At least 11 Lancaster County school districts have announced a return to mask-optional policies following a Commonwealth Court decision on Wednesday voiding the state acting secretary of health’s order requiring students, employees and visitors to wear masks while inside school buildings.
Conestoga Valley, Donegal, Elizabethtown Area, Ephrata Area, Hempfield, Lampeter-Strasburg, Manheim Central, Penn Manor, Pequea Valley, Solanco and Warwick school district administrators during a frenetic Wednesday afternoon shared that they are returning to the mask-optional policy outlined in their original board-approved health and safety plans immediately.
Eastern Lancaster County School District is already essentially mask-optional, as it has allowed parents to opt their children out of the mask requirement without a doctor's signature.
It’s unclear how the county’s other school districts — including Octorara Area, which is in both Chester and Lancaster counties — will respond to the court’s decision.

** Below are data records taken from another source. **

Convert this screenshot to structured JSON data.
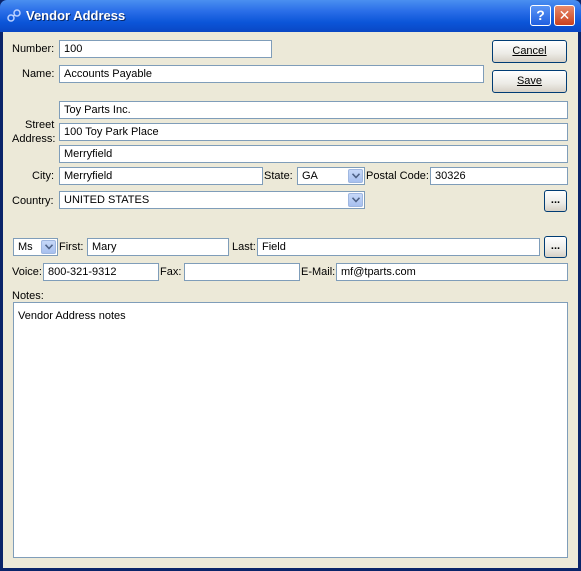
{
  "window": {
    "title": "Vendor Address"
  },
  "form": {
    "number_label": "Number:",
    "number": "100",
    "name_label": "Name:",
    "name": "Accounts Payable",
    "street_label_1": "Street",
    "street_label_2": "Address:",
    "street_line1": "Toy Parts Inc.",
    "street_line2": "100 Toy Park Place",
    "street_line3": "Merryfield",
    "city_label": "City:",
    "city": "Merryfield",
    "state_label": "State:",
    "state": "GA",
    "postal_label": "Postal Code:",
    "postal_code": "30326",
    "country_label": "Country:",
    "country": "UNITED STATES",
    "honorific": "Ms",
    "first_label": "First:",
    "first": "Mary",
    "last_label": "Last:",
    "last": "Field",
    "voice_label": "Voice:",
    "voice": "800-321-9312",
    "fax_label": "Fax:",
    "fax": "",
    "email_label": "E-Mail:",
    "email": "mf@tparts.com",
    "notes_label": "Notes:",
    "notes": "Vendor Address notes"
  },
  "buttons": {
    "cancel_label": "Cancel",
    "save_label": "Save",
    "ellipsis_label": "..."
  }
}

Complicating matters is an appeal filed with the Pennsylvania Supreme Court by the state health department late Wednesday, which would keep the school mask order in place, according to the state.
"The Secretary of Health's authority is clearly outlined in existing law," state Department of Health spokesperson said in an email Wednesday afternoon. "An appeal has been filed. Filing of the appeal immediately stays the Commonwealth Court’s decision."
Schools have been notified of the appeal, the spokesperson said.
Filing a notice of appeal with the state Supreme Court does not guarantee the court will overturn the decision.
Late into the day Wednesday, no communication came from the state health or education departments telling school districts what they should do, letting confusion among school officials fester throughout the day.
Brian Barnhart, the executive director of the Lancaster-Lebanon Intermediate Unit 13, said absent state guidance, Thursday could be the “wild wild west” in terms of masking. Barnhart spoke with LNP | LancasterOnline before the state announced its appeal.
Three county school districts — Columbia Borough, Manheim Township and School District of Lancaster — had mask requirements in place before the state issued its order in the fall, when COVID-19 cases were climbing at an alarming rate and children ages 5 to 11 were not eligible for vaccination, as they are now.
School District of Lancaster spokesman Adam Aurand said the district's approach to masks has been guided by Centers for Disease Control and Prevention recommendations, which still include universal masking inside schools. The Lancaster school board has not discussed modifying its protocols, Aurand said.
The mask policy update Hempfield posted on its website detailing its return to a mask-optional stance acknowledged that there may be questions regarding the court decision and asked for patience as the district reviews new information.
Penn Manor's update said while masks are optional now, the court decision may be appealed, and new information will be shared "when it becomes available."
Conestoga Valley Superintendent Dave Zuilkoski shared a similar message in his update.
"Much to my chagrin, and just so no one is caught off-guard, it is also my understanding that we may not have heard the last of the mask issue," he wrote. "There may be an appeal by the Governor of the decision to the Pennsylvania Supreme Court. We will continue to share information as it becomes available."
The Commonwealth Court ruling comes just over a month after state Acting Secretary of Health Alison Beam’s school mask order went into effect statewide, sparking contentious debates over masks and state mandates at school board meetings in Lancaster County and beyond.
It also prompted two legal challenges, one from state Senate President Pro Tempore Jake Corman, a Republican. In weighing those challenges, the court majority on Wednesday reached the conclusion that Beam did not have the constitutional authority to issue such an order.
Judge Christine Fizzano Cannon, a Republican, wrote the majority ruling. She said because Democratic Gov. Tom Wolf did not have a disaster emergency proclamation in effect, Beam’s measure was unenforceable.
The state’s disease control law, upon which the order was based, does not give health secretaries “the blanket authority to create new rules and regulations out of whole cloth, provided they are related in some way to the control of disease or can otherwise be characterized as disease control measures,” Fizzano Cannon wrote.
The judges “express herein no opinion regarding the science or efficacy of mask-wearing or the politics underlying the considerable controversy the subject continues to engender," she added.
The opinion didn't address whether schools can adopt mask requirements of their own. The Wolf administration planned to lift the school mask order and allow school boards to choose whether to require masks beginning Jan. 17, 2022.
The court's decision does not impact the federal mandate that masks be worn on public transportation, which includes school buses.